RECORDS FOR THE TASK

>>>

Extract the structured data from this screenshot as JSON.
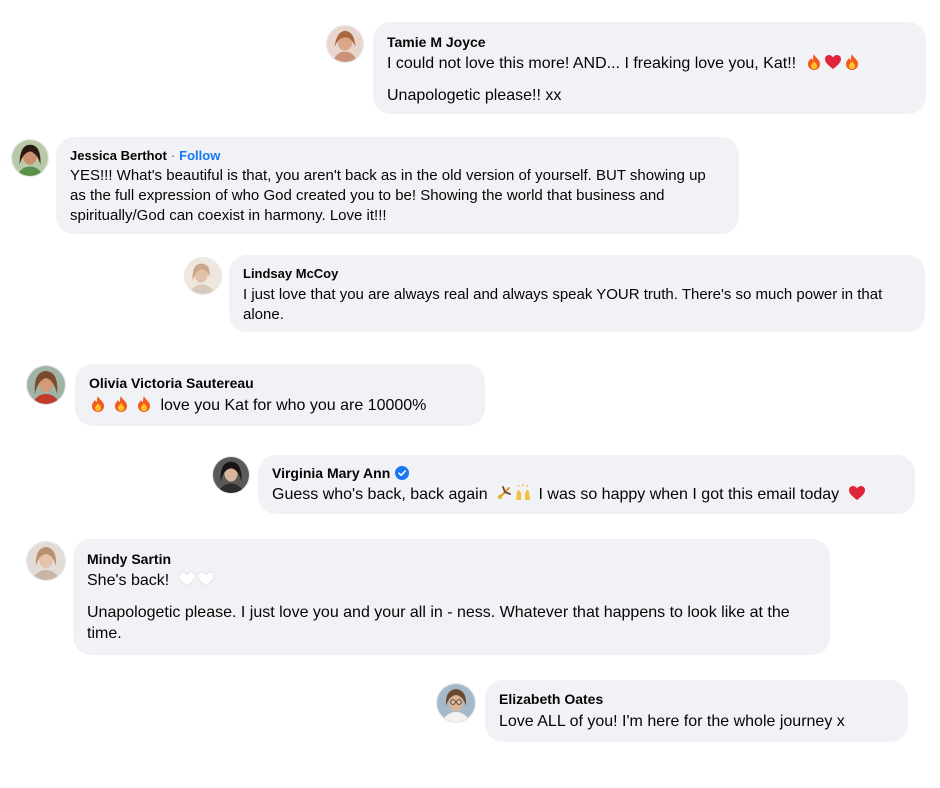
{
  "comments": [
    {
      "author": "Tamie M Joyce",
      "text": "I could not love this more! AND... I freaking love you, Kat!!",
      "emojis_after_text": [
        "fire",
        "red-heart",
        "fire"
      ],
      "text2": "Unapologetic please!! xx"
    },
    {
      "author": "Jessica Berthot",
      "separator": "·",
      "follow_label": "Follow",
      "text": "YES!!! What's beautiful is that, you aren't back as in the old version of yourself. BUT showing up as the full expression of who God created you to be! Showing the world that business and spiritually/God can coexist in harmony. Love it!!!"
    },
    {
      "author": "Lindsay McCoy",
      "text": "I just love that you are always real and always speak YOUR truth. There's so much power in that alone."
    },
    {
      "author": "Olivia Victoria Sautereau",
      "emojis_before_text": [
        "fire",
        "fire",
        "fire"
      ],
      "text": "love you Kat for who you are 10000%"
    },
    {
      "author": "Virginia Mary Ann",
      "verified": true,
      "text_part1": "Guess who's back, back again",
      "emojis_mid": [
        "cartwheel",
        "raised-hands"
      ],
      "text_part2": "I was so happy when I got this email today",
      "emojis_after_text": [
        "red-heart"
      ]
    },
    {
      "author": "Mindy Sartin",
      "text": "She's back!",
      "emojis_after_text": [
        "white-heart",
        "white-heart"
      ],
      "text2": "Unapologetic please. I just love you and your all in - ness. Whatever that happens to look like at the time."
    },
    {
      "author": "Elizabeth Oates",
      "text": "Love ALL of you! I'm here for the whole journey x"
    }
  ],
  "colors": {
    "bubble_bg": "#f0f2f5",
    "follow_link": "#1877f2",
    "verified_badge": "#1877f2",
    "text": "#050505"
  }
}
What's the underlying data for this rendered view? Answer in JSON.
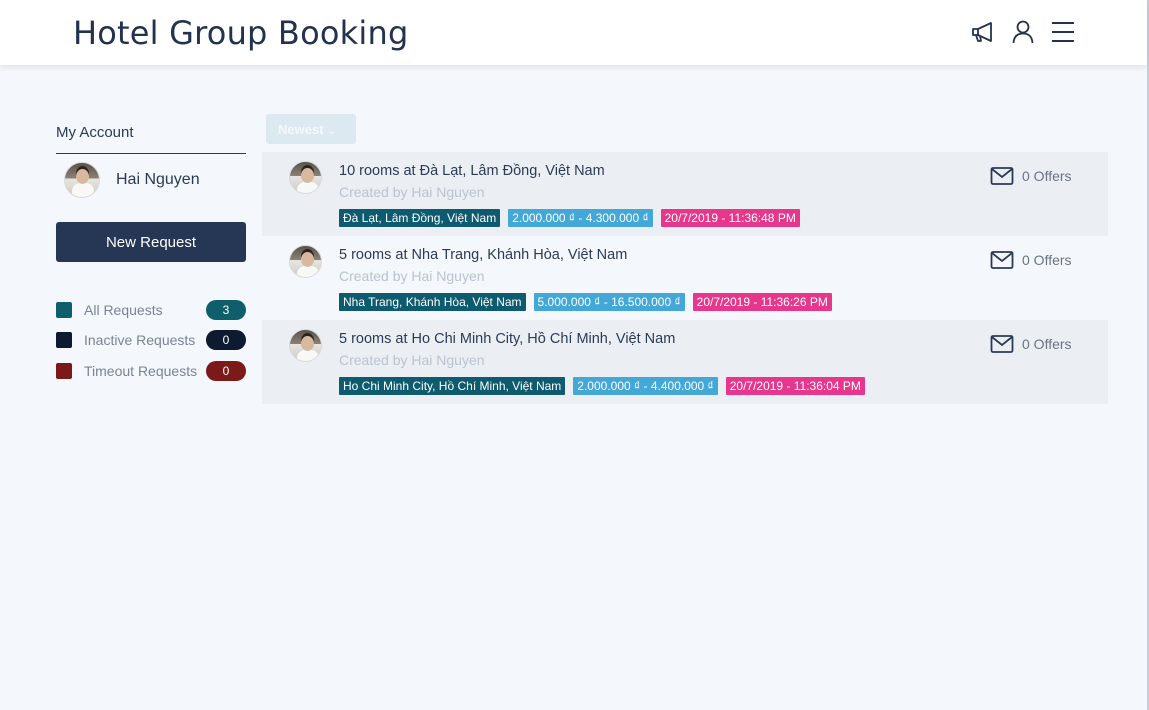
{
  "header": {
    "title": "Hotel Group Booking",
    "icons": [
      "megaphone-icon",
      "user-icon",
      "menu-icon"
    ]
  },
  "sidebar": {
    "heading": "My Account",
    "user_name": "Hai Nguyen",
    "new_request_label": "New Request",
    "filters": [
      {
        "label": "All Requests",
        "count": "3",
        "color": "#0e5f6b"
      },
      {
        "label": "Inactive Requests",
        "count": "0",
        "color": "#0d1a30"
      },
      {
        "label": "Timeout Requests",
        "count": "0",
        "color": "#7c1a1a"
      }
    ]
  },
  "sort": {
    "label": "Newest"
  },
  "requests": [
    {
      "title": "10 rooms at Đà Lạt, Lâm Đồng, Việt Nam",
      "creator": "Created by Hai Nguyen",
      "location": "Đà Lạt, Lâm Đồng, Việt Nam",
      "price": "2.000.000 ₫ - 4.300.000 ₫",
      "date": "20/7/2019 - 11:36:48 PM",
      "offers": "0 Offers"
    },
    {
      "title": "5 rooms at Nha Trang, Khánh Hòa, Việt Nam",
      "creator": "Created by Hai Nguyen",
      "location": "Nha Trang, Khánh Hòa, Việt Nam",
      "price": "5.000.000 ₫ - 16.500.000 ₫",
      "date": "20/7/2019 - 11:36:26 PM",
      "offers": "0 Offers"
    },
    {
      "title": "5 rooms at Ho Chi Minh City, Hồ Chí Minh, Việt Nam",
      "creator": "Created by Hai Nguyen",
      "location": "Ho Chi Minh City, Hồ Chí Minh, Việt Nam",
      "price": "2.000.000 ₫ - 4.400.000 ₫",
      "date": "20/7/2019 - 11:36:04 PM",
      "offers": "0 Offers"
    }
  ],
  "colors": {
    "accent_dark": "#263755",
    "tag_location": "#0e5a6e",
    "tag_price": "#43a8d8",
    "tag_date": "#e6378c"
  }
}
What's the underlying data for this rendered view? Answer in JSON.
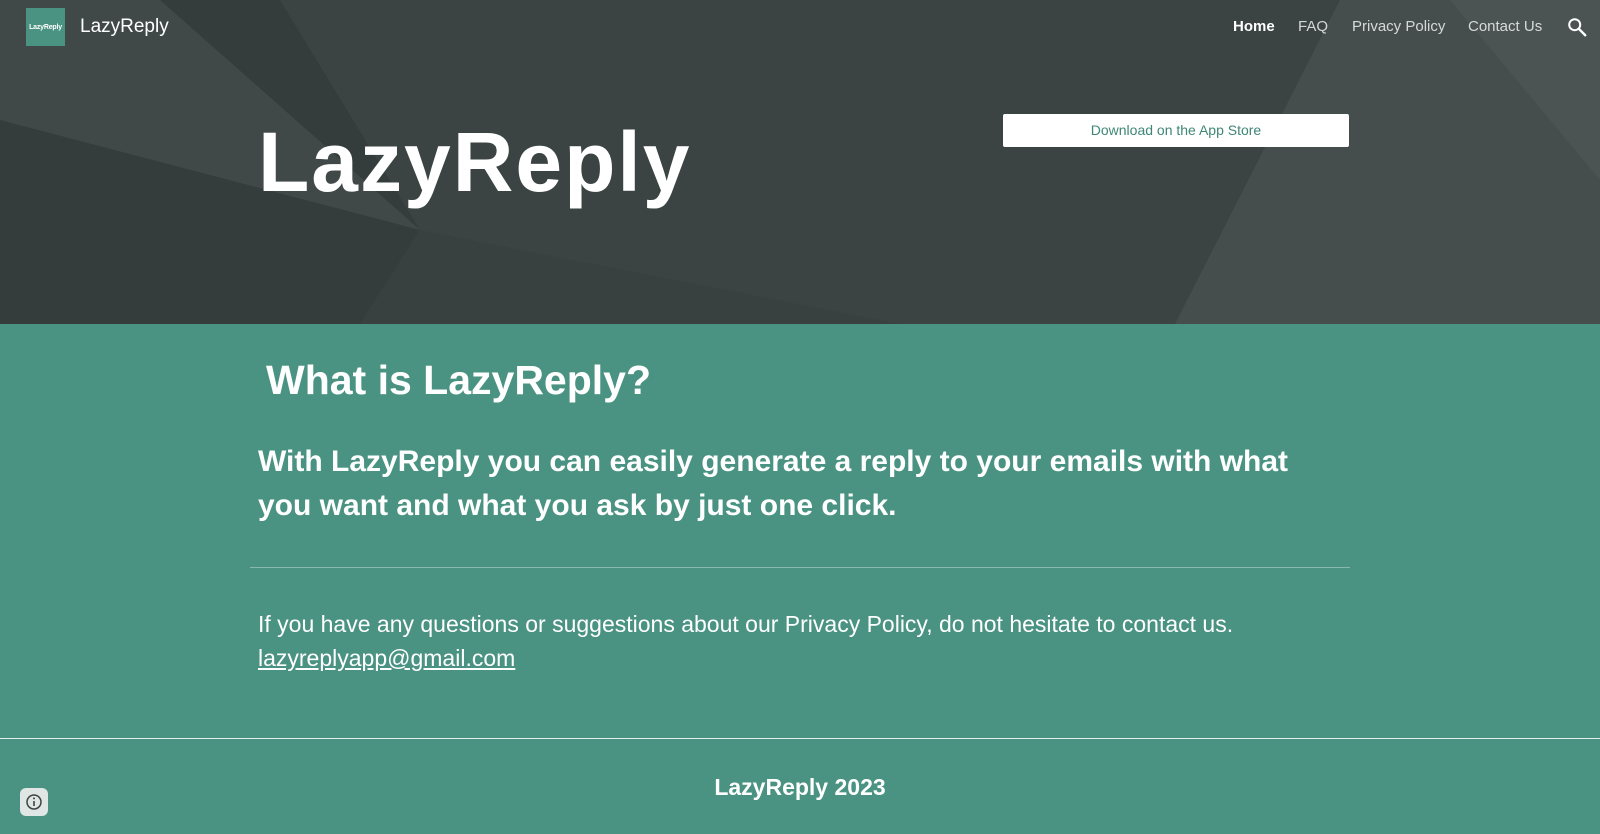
{
  "header": {
    "logo_text": "LazyReply",
    "site_name": "LazyReply",
    "nav": [
      {
        "label": "Home",
        "active": true
      },
      {
        "label": "FAQ",
        "active": false
      },
      {
        "label": "Privacy Policy",
        "active": false
      },
      {
        "label": "Contact Us",
        "active": false
      }
    ],
    "search_icon": "search-icon"
  },
  "hero": {
    "title": "LazyReply",
    "app_store_button": "Download on the App Store"
  },
  "main": {
    "heading": "What is LazyReply?",
    "lead": "With LazyReply you can easily generate a reply to your emails with what you want and what you ask by just one click.",
    "contact_text": "If you have any questions or suggestions about our Privacy Policy, do not hesitate to contact us.",
    "email": "lazyreplyapp@gmail.com"
  },
  "footer": {
    "text": "LazyReply 2023",
    "info_icon": "info-icon"
  },
  "colors": {
    "accent": "#4a9382",
    "hero_bg": "#3b4443",
    "text": "#ffffff"
  }
}
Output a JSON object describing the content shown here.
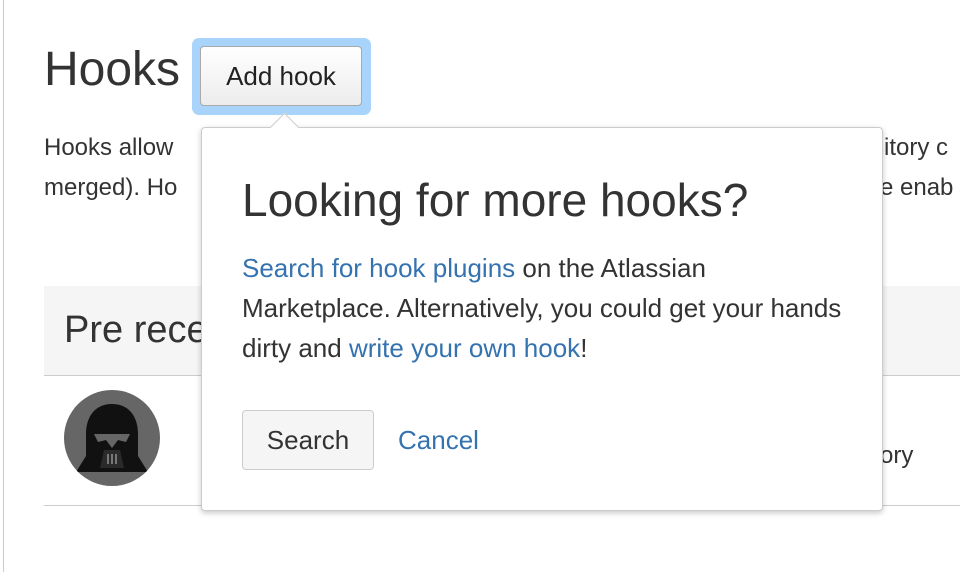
{
  "page": {
    "title": "Hooks",
    "add_hook_label": "Add hook",
    "description_line1": "Hooks allow",
    "description_line1_tail": "sitory c",
    "description_line2": "merged). Ho",
    "description_line2_tail": "e enab"
  },
  "section": {
    "title": "Pre rece",
    "row_tail": "ory"
  },
  "popup": {
    "title": "Looking for more hooks?",
    "link1": "Search for hook plugins",
    "text1": " on the Atlassian Marketplace. Alternatively, you could get your hands dirty and ",
    "link2": "write your own hook",
    "text2": "!",
    "search_label": "Search",
    "cancel_label": "Cancel"
  },
  "icons": {
    "avatar": "darth-vader-avatar-icon"
  },
  "colors": {
    "link": "#3572b0",
    "focus_ring": "#a8d4fb",
    "text": "#333333"
  }
}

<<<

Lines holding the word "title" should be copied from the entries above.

    "title": "Hotel Group Booking",
      "title": "10 rooms at Đà Lạt, Lâm Đồng, Việt Nam",
      "title": "5 rooms at Nha Trang, Khánh Hòa, Việt Nam",
      "title": "5 rooms at Ho Chi Minh City, Hồ Chí Minh, Việt Nam",
    "title": "LazyReply",
    "title": "Hooks",
    "title": "Pre rece",
    "title": "Looking for more hooks?",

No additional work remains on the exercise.